Pandemics, politics, protests, and then there’s ponds. Making it a point each day to pass a certain pond to pause and reflect seems to drive all negativity from the other P-words away. The view there changes daily. The color of the water, the wildlife it brings, and the beautiful plants growing in and around its perimeter are new with each visit. This may be a strange way of introducing you to one certain swordlike perennial plant that can be found there. But I have to set the scene. Right? It’s the cattail. Typha latifolia, also known as bulrush, reedmace, and corndog grass, is spread by rhizomes underwater and is not actually a true grass. Each of the tall slender leaves wraps around the main stem underwater or under the soil. They too spread from the rhizomes.

Found in ponds or marshes, it’s considered an herbal plant because every part is beneficial to a variety of species, including humans. Native Americans were adept at using the cattail. It is a very reliable food source as all parts, from the roots to the flowerheads, are edible and very nutritious. The roots can be boiled, roasted as a coffee substitute, or dried to make flour. Think cattail pancakes, biscuits or muffins. If the roots are used, be mindful that the whole cattail root system acts as a unique underwater filtration system. So if the body of water could possibly be polluted, the roots will have absorbed some of the pollutants. The starchy center of the stalks and the flowerheads also can be roasted for a nutty-tasting snack.

This plant has been used for mats, baskets, rush bottom furniture, clothing, tinder, torches, arrow shafts, cordage, and shelter. The downy seeds or “fluff,” which you will see if you tear one apart, have been used in absorbing diaper material, used to stuff pillows, mattresses, and even life jackets during World War ll. Industrially, parts of this plant were distilled in ethyl alcohol to make an inexpensive antifreeze and also a solvent.

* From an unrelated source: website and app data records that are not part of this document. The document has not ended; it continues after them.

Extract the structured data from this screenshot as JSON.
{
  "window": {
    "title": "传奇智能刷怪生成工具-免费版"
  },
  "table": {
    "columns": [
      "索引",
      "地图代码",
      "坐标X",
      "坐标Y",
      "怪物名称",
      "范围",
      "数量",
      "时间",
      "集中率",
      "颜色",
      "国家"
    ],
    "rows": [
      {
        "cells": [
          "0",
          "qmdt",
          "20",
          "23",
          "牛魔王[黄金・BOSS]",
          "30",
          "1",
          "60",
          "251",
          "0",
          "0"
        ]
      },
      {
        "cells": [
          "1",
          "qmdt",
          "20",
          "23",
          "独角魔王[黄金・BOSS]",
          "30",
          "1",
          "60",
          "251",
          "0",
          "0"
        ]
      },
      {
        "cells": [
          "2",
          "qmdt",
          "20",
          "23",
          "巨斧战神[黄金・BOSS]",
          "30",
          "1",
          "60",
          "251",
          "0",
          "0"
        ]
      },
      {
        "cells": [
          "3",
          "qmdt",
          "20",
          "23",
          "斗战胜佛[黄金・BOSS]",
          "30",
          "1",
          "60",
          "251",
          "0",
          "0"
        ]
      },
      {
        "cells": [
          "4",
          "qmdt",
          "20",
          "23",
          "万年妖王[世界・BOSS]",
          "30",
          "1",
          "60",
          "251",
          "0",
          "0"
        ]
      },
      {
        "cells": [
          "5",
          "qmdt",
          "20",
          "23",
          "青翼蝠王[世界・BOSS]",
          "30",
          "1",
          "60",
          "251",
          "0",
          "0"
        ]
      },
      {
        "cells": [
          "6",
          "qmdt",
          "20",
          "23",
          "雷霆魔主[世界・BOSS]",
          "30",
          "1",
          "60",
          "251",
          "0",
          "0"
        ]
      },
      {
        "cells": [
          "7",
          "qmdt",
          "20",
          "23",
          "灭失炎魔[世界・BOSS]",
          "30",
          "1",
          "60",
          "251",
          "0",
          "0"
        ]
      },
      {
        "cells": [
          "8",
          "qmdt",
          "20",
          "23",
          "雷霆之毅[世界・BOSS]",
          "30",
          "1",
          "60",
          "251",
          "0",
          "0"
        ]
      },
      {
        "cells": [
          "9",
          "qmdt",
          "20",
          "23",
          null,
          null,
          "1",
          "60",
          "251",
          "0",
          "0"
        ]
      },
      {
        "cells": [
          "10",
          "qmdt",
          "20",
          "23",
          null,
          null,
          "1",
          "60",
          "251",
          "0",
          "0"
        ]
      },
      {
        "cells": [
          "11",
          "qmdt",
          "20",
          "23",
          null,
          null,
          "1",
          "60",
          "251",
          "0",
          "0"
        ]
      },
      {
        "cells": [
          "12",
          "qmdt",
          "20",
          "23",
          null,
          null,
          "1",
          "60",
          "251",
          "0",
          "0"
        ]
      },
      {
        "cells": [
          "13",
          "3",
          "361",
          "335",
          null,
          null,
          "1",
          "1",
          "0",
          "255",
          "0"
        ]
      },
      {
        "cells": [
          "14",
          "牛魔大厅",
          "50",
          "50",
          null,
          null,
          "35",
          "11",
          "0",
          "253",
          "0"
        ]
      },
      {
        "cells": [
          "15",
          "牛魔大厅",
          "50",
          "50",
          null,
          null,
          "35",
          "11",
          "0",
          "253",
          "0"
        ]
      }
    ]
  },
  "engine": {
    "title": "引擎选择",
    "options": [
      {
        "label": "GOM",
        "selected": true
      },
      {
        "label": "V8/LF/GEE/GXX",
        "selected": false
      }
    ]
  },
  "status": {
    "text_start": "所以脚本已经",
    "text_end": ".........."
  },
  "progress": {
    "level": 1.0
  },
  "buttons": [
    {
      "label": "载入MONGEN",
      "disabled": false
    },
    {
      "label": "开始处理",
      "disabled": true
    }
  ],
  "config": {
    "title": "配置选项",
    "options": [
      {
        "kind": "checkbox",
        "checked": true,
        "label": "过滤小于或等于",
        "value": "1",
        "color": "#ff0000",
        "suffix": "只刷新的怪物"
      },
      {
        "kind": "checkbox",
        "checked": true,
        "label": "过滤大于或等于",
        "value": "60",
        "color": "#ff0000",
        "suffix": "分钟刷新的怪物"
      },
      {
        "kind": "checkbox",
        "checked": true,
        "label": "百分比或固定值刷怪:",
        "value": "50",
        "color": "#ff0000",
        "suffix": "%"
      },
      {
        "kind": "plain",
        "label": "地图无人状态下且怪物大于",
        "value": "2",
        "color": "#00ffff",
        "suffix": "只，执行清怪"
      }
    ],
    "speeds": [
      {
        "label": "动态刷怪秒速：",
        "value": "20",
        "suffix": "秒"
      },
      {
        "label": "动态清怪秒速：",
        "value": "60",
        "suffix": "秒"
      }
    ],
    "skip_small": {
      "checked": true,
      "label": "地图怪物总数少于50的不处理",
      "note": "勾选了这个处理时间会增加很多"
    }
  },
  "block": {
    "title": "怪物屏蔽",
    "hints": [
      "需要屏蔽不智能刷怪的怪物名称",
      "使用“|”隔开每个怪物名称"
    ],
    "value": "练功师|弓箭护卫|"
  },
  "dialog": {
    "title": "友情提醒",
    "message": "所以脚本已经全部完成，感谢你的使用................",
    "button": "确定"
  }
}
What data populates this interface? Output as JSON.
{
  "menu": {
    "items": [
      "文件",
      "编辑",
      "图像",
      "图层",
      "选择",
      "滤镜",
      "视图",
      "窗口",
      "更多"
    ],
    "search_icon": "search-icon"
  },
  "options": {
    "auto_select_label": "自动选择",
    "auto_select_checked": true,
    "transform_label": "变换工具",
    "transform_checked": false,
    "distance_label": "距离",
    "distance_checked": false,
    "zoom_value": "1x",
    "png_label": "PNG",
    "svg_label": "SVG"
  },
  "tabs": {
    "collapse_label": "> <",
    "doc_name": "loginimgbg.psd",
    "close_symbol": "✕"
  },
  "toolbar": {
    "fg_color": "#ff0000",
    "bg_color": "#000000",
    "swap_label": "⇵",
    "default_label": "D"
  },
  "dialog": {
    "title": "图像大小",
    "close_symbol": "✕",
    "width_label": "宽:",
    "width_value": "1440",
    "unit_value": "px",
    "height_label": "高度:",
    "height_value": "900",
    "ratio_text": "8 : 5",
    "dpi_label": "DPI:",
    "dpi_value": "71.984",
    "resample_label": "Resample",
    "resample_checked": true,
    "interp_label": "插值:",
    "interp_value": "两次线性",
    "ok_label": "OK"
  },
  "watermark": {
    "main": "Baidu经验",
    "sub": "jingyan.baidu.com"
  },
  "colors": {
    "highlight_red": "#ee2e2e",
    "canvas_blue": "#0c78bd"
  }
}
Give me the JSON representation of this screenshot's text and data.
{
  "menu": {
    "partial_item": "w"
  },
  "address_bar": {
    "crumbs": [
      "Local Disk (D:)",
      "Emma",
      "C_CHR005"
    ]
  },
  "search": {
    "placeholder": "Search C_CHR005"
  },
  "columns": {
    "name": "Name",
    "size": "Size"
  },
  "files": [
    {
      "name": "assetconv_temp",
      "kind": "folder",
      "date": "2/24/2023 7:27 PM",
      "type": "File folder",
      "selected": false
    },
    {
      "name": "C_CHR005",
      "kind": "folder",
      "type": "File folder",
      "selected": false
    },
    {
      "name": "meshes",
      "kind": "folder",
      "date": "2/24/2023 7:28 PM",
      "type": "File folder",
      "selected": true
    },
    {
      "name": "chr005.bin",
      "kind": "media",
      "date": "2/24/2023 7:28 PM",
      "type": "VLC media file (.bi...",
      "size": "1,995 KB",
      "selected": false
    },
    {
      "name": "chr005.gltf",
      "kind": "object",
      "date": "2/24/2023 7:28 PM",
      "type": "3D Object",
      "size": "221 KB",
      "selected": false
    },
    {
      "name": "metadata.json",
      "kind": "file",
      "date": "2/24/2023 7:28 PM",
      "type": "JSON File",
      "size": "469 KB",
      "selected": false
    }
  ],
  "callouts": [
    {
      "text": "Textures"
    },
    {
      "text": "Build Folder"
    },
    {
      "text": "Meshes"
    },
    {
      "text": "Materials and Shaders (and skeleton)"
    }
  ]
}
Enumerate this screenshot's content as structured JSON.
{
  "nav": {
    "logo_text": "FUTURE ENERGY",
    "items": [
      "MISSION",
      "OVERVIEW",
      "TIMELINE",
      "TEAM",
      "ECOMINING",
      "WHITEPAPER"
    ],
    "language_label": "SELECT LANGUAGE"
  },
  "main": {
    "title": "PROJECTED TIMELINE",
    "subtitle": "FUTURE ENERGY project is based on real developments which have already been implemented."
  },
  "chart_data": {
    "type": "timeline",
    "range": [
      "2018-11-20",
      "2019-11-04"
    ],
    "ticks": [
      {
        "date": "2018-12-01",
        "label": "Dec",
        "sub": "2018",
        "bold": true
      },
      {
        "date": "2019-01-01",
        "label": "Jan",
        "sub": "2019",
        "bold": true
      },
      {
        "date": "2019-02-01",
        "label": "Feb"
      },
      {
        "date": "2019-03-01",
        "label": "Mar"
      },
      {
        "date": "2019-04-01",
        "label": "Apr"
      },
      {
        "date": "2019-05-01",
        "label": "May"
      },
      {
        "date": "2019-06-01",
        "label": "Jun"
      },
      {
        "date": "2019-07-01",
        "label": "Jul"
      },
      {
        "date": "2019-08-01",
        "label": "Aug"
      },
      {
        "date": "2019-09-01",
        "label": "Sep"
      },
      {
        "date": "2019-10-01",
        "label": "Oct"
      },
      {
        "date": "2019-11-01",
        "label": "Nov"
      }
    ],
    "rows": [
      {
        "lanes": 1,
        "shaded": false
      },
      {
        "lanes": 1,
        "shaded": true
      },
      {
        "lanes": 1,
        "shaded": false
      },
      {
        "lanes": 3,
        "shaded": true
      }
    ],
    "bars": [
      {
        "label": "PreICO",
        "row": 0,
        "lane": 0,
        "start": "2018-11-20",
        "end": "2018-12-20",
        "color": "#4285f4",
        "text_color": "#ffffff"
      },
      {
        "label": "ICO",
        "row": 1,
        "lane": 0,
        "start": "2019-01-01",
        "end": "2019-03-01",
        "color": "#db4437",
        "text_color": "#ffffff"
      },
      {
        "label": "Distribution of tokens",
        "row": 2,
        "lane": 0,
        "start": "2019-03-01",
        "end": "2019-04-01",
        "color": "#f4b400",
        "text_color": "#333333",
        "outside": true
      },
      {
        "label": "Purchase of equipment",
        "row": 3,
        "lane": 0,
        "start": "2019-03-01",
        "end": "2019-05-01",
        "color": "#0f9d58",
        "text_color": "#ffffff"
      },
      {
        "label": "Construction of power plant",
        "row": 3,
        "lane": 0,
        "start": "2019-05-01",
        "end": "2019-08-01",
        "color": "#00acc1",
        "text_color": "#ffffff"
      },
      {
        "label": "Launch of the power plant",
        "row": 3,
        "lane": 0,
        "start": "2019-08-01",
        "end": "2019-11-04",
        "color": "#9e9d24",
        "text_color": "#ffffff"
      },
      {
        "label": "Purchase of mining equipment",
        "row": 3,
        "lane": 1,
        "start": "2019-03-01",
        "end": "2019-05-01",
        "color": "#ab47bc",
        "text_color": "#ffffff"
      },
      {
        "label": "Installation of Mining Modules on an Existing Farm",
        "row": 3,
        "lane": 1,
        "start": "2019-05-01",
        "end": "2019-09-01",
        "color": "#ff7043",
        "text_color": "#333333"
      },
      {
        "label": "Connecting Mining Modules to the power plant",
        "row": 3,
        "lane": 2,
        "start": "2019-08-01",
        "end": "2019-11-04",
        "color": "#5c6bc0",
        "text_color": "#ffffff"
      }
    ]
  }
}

The medicinal uses are many. It’s actually one of the best survival plants. Poultices can be made from the bruised roots and applied to wounds, burns, stings, and bruises. Burned cattail ash can be used as an antiseptic or styptic. A honey-like material found at the base of the plant is used for toothaches. The young flowers have been used for diarrhea. One brown cattail is made up of over 250,000 seeds. Together, the dispersed seeds and cattail rhizomes can actually make an “island,” or soil-like platform, to ensure reproduction.

Cattails are especially beautiful this time of year. The brown, fuzzy, cigar-like stalks, actually the female flowers, are used in many floral arrangements. The female flower is actually green before pollination and can be cooked and eaten like corn on the cob or made into refrigerator pickles. Having the male and female flowers on the same plant, this monocot is considered a valuable asset to the environment. Some consider it a common weed and want it eradicated. Next time, look closely at this remarkable plant. See the nests of various waterfowl, the hovering butterflies and different insects, the birds perched atop its tall stalks, the shelter it provides tiny fish, and consider erosion control. Then decide. Enjoy the beauty and value of cattails in your holiday decorations.


By Cheryl Balster